Mourners carry on October 27, 2021, the caskets of victims of yesterday's attack on the village of Al-Rashad in Iraq's eastern Diyala province that reportedly killed at least 11 people, during their funeral in the central shrine city of Najaf. - The attack was blamed on the Islamic State (IS) group, security sources said but another source said that civilians were among those killed by small arms fire in the village, home to many members of the security services. (Photo by Ali NAJAFI / AFP) (Photo by ALI NAJAFI/AFP via Getty Images)
Mourners carry on October 27, 2021, the caskets of victims of yesterday's attack on the village of Al-Rashad in Iraq's eastern Diyala province that reportedly killed at least 11 people [ALI NAJAFI/AFP via Getty Images]

Iraqi Prime Minister, Mustafa Al-Kadhimi, on Thursday ordered a comprehensive investigation into the sectarian clashes in Diyala city during the past two days, which left 23 people dead, Anadolu News Agency reports.
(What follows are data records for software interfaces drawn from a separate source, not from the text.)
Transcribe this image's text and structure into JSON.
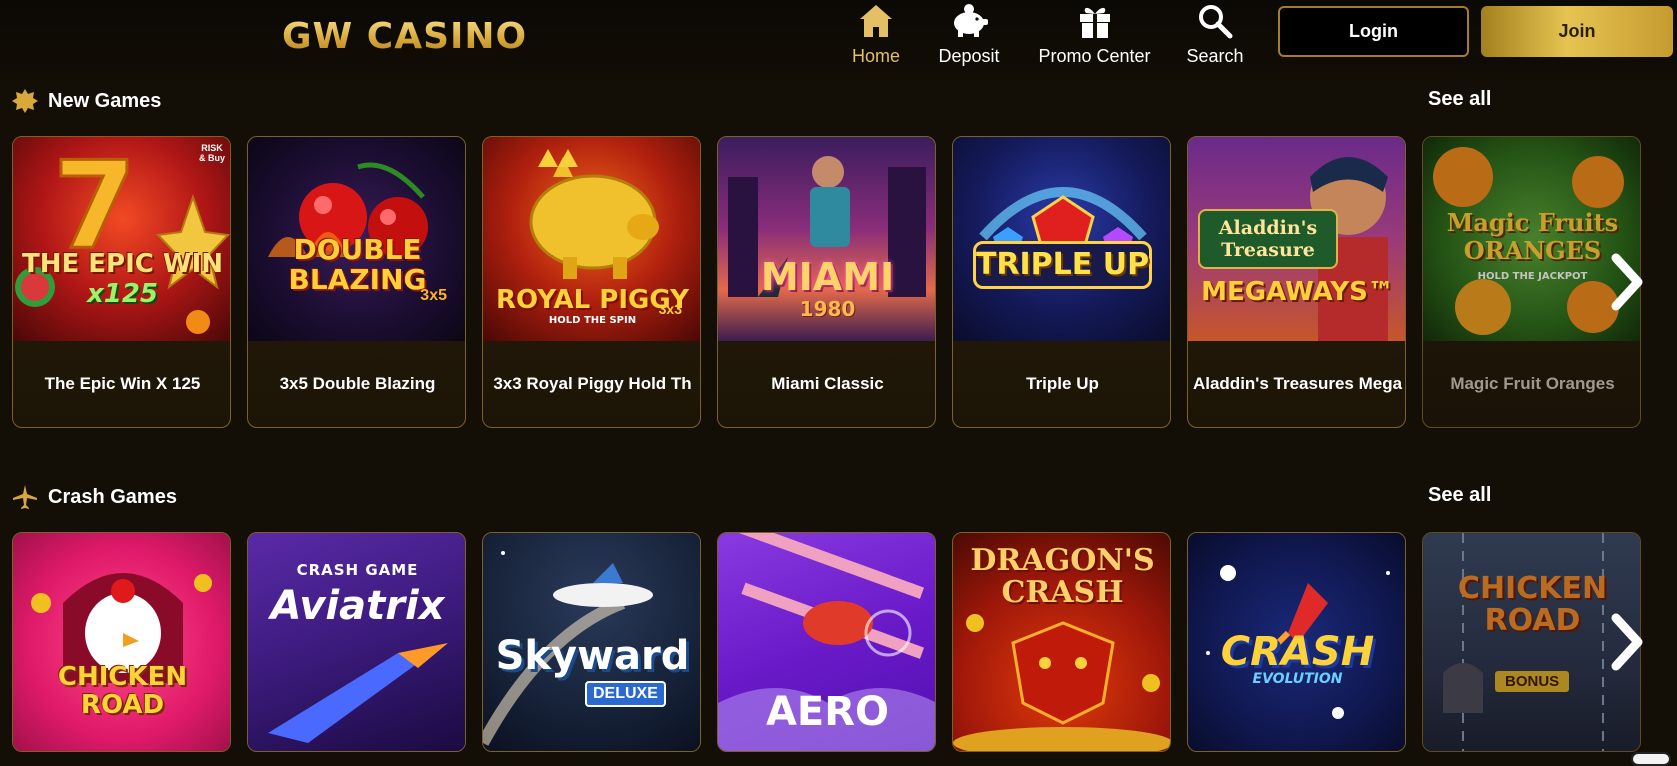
{
  "header": {
    "logo_text": "GW CASINO",
    "nav": [
      {
        "label": "Home",
        "icon": "home-icon",
        "active": true
      },
      {
        "label": "Deposit",
        "icon": "piggy-bank-icon",
        "active": false
      },
      {
        "label": "Promo Center",
        "icon": "gift-icon",
        "active": false
      },
      {
        "label": "Search",
        "icon": "search-icon",
        "active": false
      }
    ],
    "login_label": "Login",
    "join_label": "Join"
  },
  "sections": [
    {
      "title": "New Games",
      "icon": "sparkle-badge-icon",
      "see_all": "See all",
      "games": [
        {
          "name": "The Epic Win X 125",
          "art_title": "THE EPIC WIN",
          "art_sub": "x125",
          "art_badge": "RISK & Buy"
        },
        {
          "name": "3x5 Double Blazing",
          "art_title": "DOUBLE BLAZING",
          "art_sub": "3x5"
        },
        {
          "name": "3x3 Royal Piggy Hold Th",
          "art_title": "ROYAL PIGGY",
          "art_sub": "HOLD THE SPIN",
          "art_badge": "3x3"
        },
        {
          "name": "Miami Classic",
          "art_title": "MIAMI",
          "art_sub": "1980"
        },
        {
          "name": "Triple Up",
          "art_title": "TRIPLE UP"
        },
        {
          "name": "Aladdin's Treasures Mega",
          "art_title": "Aladdin's Treasure",
          "art_sub": "MEGAWAYS™"
        },
        {
          "name": "Magic Fruit Oranges",
          "art_title": "Magic Fruits ORANGES",
          "art_sub": "HOLD THE JACKPOT"
        }
      ]
    },
    {
      "title": "Crash Games",
      "icon": "airplane-icon",
      "see_all": "See all",
      "games": [
        {
          "art_title": "CHICKEN ROAD"
        },
        {
          "art_title": "Aviatrix",
          "art_sub": "CRASH GAME"
        },
        {
          "art_title": "Skyward",
          "art_sub": "DELUXE"
        },
        {
          "art_title": "AERO"
        },
        {
          "art_title": "DRAGON'S CRASH"
        },
        {
          "art_title": "CRASH",
          "art_sub": "EVOLUTION"
        },
        {
          "art_title": "CHICKEN ROAD",
          "art_sub": "BONUS"
        }
      ]
    }
  ],
  "colors": {
    "gold": "#e3c065",
    "background": "#140f06",
    "card_border": "#7d6128"
  }
}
In a statement, the country's Interior Ministry said: "Interior Minister, Othman Al-Ghanimi, conveyed condolences and sympathy of the Commander-in-Chief of the Armed Forces, Mustafa Al-Kadhimi, to families in the village of Al-Rashad and the village of Nahr Al-Imam in Diyala Governorate."

On Wednesday, eight Sunni civilians were killed by Shia gunmen in an apparent revenge attack in Iraq's eastern Diyala province.

READ: The world will regret bringing Assad in from the cold

The attack came a day after suspected Daesh terrorists attacked the predominantly Shia village of Al-Rashad in Diyala Tuesday evening, killing at least 15 people and injuring 13 others.

In recent months, Daesh terrorists have escalated their attacks, especially in the area between Kirkuk, Salahuddin and Diyala, known as the "Triangle of Death".

In 2017, Iraq declared victory over Daesh by reclaiming all territories the terrorist group controlled since the summer of 2014, about one-third of the country's territory.

The group, however, still maintains sleeper cells in large areas of Iraq, and occasionally launches attacks.

Categories
IraqMiddle EastNews
Show Comments
Show Comments